What does that mean?

Forget political promises to build &affordable housing* across the country, as the NDP are making. Never have such plans been enacted. Never have they had any impact on overall prices. And never have they been useful to middle class income-earners. It*s a ruse.

Instead, look for the T2 gang to embrace some of the proposals hinted at here. Like a cap for the stress test. Currently borrowers have to prove they can carry loans at the higher of 5.34% or the rate their bank is offering plus 2%. The Bank of Canada may be raising rates once or twice prior to the election, so capping this 每 at, say 5% – is being seriously studied.

The other biggie is a return to 30-year amortizations. Right now CMHC will offer insurance only on terms of up to 25 years, so if you want a mortgage from a major lender that*s what you must accept.
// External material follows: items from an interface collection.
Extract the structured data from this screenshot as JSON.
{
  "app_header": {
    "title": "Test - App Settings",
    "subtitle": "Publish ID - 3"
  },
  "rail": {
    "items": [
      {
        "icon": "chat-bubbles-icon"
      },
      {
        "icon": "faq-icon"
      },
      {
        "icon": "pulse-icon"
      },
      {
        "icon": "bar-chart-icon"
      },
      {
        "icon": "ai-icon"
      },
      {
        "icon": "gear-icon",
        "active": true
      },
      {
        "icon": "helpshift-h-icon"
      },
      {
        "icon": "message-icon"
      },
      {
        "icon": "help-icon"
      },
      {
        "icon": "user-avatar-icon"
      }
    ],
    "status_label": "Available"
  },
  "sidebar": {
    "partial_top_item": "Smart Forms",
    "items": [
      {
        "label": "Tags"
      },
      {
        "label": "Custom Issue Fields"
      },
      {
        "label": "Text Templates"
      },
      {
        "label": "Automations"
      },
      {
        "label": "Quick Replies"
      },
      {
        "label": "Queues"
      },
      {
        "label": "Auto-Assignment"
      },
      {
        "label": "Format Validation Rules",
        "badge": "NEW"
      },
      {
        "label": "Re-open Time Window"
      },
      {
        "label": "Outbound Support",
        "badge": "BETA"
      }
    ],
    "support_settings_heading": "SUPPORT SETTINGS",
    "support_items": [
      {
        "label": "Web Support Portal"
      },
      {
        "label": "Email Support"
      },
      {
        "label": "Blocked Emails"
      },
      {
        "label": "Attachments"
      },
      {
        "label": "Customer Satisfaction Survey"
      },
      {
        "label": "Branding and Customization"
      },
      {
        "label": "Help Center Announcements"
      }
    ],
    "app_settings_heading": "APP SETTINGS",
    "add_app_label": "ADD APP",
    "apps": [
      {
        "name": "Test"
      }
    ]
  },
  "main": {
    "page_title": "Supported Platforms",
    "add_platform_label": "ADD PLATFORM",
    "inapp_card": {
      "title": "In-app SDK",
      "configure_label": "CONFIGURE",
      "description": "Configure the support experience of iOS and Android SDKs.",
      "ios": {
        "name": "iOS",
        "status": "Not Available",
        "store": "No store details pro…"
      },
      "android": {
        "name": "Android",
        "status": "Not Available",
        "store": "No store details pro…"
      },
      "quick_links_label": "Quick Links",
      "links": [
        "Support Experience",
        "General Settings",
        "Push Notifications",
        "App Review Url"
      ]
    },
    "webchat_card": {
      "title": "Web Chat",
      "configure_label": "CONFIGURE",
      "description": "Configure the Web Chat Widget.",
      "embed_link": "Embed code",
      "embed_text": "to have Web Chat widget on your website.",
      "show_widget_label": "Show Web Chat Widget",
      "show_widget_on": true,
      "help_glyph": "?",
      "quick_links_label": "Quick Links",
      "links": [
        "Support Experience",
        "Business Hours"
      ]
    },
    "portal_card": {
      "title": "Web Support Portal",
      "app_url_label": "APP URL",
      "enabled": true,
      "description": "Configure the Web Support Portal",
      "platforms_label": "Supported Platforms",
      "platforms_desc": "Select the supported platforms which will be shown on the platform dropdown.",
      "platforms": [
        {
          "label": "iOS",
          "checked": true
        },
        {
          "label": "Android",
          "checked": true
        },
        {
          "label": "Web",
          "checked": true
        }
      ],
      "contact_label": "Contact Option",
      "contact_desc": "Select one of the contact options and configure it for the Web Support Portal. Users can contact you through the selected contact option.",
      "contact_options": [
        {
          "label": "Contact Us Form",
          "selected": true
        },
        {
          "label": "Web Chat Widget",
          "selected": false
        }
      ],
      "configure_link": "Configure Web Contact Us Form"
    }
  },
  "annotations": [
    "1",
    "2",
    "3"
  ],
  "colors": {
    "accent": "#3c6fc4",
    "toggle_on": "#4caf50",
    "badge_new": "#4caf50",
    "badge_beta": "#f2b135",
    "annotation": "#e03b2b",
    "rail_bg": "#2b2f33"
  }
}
Longer ams spread out repayment and lower monthly payments. Yeah, they also mean you end up paying back a big pot of added interest, but nobody cares about that.

The Libs could also increase the limit on the Home Buyer*s Plan, which lets people raid their RRSPs for real estate downpayments, then gives 15 years to repay the stolen amount or have it added to taxable income. The current limit is $25,000 ($50,000 for a couple) and the funds need to have been in an RRSP for at least 90 days before being removed and spent. Some people in the Lib caucus want the amount doubled and the time period shortened.

Meanwhile realtors have been lobbying Ottawa to increase the HBTC 每 the Home Buyers Tax Credit. This lets buyers write off up to $5,000 in closing costs against their taxable income, and generally saves about $750. Piffle, say the realtors. Jack it up to provide some realistic relief 每 a tax savings of $2,500. Plus, CREA has also been lobbying the feds to focus help on those moisters most in need 每 poor hipsters in the GTA and YVR.

We’ll see what happens. Any of the above will not make houses cost less, of course. The ultimate effect will be just the opposite. Political ineptitude has been at the very heart of our real estate bubble, and we may soon witness one level of government (the feds) boosting the market while another (BC) tries to destroy it.

In the end, as I have learned, it comes down to votes cast by people who gave it all six minutes of thought.

]]>
https:/c02/2019/01/23/the-campaign/feed/ 152